Rep. Steineke Floor Remarks on John Doe (Assembly Bill 68)

Over the past several years, we’ve learned a lot about Wisconsin’s John Doe laws. We’ve learned that it does not protect the free speech rights of witnesses and targets of a proceeding. We’ve learned that the presiding judge is allowed unlimited discretionary powers. We’ve learned that John Doe investigations can be open-ended and used to investigate any crime. And we’ve learned that Judge Frank Easterbrook of the 7th Circuit Court of Appeals believes a “gag order” on witnesses is “screamingly unconstitutional.”

Now that we fully understand the ways that Wisconsin’s John Doe statues have been blatantly abused and carried out in a manner completely contrary to original intent, it’s time to act.  The Legislature’s job is not to make it easier for prosecutors to investigate people in secret; it’s to protect the rights of its citizens against abusive prosecutors.

It's unconscionable to think that this process has been perverted to the point that our own citizens, charged with no crime, convicted of nothing, have been subjected to predawn raids of their homes without being told the reason, have had personal property confiscated, and then admonished that if they speak of it to anyone in anyway, they will be subjected to prosecution. To make matters worse these same people that are bound by this gag order, are then exposed as possible targets by endless leaks by the prosecutors. Unable to speak, unable to defend themselves, unsure of what the focus of the investigation is. Put yourselves in their position. Remember, under our system of justice these citizens are entitled to the presumption of innocence, but this current system treats them as anything but.

I commend the bills authors for carefully and thoughtfully writing the bill in a way that preserves our John Doe laws, strengthens the process with additional constitutional protections, and increases transparency.

The abuses of our John Doe laws that we’ve seen over the past few years have been so blatantly unconstitutional that it’s hard for me to believe that this is even a partisan issue.
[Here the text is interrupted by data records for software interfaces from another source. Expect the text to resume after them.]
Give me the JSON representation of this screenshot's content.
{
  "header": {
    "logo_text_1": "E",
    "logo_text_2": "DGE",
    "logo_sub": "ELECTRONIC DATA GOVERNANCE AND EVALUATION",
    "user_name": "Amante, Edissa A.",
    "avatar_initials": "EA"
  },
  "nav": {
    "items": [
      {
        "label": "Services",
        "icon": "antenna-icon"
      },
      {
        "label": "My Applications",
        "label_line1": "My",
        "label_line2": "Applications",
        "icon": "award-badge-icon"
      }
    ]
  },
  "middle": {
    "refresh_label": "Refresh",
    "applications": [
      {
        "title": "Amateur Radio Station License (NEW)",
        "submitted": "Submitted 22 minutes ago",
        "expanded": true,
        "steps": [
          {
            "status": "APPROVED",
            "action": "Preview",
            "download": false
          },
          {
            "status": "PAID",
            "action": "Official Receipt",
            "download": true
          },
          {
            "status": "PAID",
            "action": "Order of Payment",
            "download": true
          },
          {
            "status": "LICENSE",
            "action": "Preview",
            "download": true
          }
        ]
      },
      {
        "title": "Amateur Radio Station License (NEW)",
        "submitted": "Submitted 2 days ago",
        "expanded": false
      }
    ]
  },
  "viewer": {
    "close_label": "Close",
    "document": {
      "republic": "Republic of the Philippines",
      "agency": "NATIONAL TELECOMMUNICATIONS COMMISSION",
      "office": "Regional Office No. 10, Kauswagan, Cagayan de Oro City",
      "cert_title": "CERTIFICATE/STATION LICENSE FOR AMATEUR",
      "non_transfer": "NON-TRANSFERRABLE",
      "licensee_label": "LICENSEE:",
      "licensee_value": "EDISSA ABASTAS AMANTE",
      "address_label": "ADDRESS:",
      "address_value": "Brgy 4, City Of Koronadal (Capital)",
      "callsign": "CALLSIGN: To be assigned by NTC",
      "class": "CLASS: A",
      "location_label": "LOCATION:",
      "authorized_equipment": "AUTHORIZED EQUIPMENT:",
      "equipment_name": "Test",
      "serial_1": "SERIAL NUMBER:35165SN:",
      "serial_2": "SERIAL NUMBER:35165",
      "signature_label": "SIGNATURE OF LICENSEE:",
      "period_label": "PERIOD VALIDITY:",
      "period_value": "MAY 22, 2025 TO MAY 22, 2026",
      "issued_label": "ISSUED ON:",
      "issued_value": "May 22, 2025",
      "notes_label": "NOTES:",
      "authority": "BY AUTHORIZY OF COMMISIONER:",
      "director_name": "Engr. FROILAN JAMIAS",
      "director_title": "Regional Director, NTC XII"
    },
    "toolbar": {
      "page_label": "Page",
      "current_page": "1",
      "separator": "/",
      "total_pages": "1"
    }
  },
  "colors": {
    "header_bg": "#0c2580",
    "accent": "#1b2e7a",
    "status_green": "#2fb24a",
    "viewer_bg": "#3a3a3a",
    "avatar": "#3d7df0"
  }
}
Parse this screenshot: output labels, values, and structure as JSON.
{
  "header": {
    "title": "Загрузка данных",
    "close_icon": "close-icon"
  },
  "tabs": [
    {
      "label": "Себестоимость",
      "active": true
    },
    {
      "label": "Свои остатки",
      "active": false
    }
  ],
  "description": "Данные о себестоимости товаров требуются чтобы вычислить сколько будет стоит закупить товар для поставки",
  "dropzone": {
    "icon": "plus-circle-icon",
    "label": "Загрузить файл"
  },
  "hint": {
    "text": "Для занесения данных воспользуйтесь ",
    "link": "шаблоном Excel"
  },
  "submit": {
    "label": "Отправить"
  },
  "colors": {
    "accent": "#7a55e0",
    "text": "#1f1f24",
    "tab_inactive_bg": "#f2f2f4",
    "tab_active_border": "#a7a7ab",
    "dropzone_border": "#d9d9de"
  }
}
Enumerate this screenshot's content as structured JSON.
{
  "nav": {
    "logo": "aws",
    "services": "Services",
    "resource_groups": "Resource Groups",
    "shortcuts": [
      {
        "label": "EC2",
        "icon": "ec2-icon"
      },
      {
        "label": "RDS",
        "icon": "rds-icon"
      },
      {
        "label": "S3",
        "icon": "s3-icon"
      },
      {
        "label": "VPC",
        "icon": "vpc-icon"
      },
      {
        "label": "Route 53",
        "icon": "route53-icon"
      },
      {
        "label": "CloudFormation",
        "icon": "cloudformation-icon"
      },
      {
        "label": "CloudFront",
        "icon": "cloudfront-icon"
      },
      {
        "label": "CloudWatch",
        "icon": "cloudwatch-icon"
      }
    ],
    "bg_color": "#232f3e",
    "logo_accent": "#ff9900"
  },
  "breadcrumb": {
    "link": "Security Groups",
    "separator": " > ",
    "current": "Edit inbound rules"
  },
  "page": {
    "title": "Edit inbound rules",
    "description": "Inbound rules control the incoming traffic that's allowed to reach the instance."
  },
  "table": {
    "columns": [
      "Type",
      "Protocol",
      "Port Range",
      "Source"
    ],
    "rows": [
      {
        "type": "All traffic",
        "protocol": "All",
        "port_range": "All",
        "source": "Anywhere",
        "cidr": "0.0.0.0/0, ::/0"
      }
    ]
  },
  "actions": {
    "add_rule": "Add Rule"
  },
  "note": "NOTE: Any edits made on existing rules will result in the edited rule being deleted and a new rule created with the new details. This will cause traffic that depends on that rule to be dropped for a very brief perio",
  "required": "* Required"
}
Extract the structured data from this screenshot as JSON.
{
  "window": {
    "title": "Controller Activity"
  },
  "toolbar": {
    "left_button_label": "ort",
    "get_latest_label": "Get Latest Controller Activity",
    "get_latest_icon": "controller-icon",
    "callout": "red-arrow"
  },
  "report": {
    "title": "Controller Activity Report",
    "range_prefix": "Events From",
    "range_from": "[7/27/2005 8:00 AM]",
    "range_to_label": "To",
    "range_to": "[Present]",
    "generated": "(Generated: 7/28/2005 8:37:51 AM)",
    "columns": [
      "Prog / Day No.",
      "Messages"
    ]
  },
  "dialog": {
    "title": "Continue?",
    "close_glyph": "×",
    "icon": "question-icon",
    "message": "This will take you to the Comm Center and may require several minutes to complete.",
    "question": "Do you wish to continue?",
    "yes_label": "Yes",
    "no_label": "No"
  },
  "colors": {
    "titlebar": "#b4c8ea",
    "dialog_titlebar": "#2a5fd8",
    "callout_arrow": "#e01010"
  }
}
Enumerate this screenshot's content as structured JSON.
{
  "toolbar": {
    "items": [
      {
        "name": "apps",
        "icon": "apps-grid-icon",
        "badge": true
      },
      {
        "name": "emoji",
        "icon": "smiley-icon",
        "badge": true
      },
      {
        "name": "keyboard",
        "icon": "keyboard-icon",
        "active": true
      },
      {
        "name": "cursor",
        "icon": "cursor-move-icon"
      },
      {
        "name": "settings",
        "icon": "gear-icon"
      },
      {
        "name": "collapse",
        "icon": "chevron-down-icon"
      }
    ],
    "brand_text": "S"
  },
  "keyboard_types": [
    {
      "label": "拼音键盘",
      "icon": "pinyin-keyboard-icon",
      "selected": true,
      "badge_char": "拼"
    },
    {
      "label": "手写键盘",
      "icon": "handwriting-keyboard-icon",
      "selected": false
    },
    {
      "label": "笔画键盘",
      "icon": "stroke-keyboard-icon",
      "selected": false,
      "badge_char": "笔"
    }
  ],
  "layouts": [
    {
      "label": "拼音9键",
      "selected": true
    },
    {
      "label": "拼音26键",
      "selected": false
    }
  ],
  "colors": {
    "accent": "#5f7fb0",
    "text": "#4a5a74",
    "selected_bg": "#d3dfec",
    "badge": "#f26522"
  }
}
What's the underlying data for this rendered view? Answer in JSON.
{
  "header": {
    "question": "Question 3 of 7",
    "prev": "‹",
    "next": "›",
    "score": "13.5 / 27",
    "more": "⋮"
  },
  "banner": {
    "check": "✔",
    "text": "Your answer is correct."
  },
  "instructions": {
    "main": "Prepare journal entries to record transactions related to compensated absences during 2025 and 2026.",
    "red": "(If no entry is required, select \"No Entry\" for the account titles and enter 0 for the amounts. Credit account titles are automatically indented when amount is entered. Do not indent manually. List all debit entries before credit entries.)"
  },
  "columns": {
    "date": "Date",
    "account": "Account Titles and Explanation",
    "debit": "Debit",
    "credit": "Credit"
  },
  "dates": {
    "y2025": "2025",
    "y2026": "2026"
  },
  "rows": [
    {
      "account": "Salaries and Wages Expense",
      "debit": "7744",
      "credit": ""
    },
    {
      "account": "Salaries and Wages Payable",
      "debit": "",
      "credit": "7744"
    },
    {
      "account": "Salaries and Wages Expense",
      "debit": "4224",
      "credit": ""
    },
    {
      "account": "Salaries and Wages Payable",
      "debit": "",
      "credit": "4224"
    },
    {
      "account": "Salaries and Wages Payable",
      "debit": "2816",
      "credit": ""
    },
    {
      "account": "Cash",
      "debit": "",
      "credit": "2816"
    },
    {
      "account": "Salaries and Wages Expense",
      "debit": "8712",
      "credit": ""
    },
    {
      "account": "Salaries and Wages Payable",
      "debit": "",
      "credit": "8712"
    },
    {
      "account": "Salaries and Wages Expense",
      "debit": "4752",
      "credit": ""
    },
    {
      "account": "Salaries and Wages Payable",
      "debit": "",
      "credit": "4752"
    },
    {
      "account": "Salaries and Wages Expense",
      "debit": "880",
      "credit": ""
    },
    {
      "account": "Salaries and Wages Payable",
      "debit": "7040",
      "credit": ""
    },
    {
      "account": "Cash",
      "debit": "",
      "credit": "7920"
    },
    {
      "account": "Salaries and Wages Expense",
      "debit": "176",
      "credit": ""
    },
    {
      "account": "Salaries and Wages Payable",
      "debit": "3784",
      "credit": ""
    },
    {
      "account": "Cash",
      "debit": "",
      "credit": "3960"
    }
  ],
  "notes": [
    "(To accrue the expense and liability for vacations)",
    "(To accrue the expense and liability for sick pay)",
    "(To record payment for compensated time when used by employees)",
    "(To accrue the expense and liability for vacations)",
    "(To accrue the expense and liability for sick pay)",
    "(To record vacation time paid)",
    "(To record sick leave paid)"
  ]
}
All of us on this floor have sworn an oath to protect the constitutional rights of our constituencies, which is why I am gladly casting my vote in support of AB 68.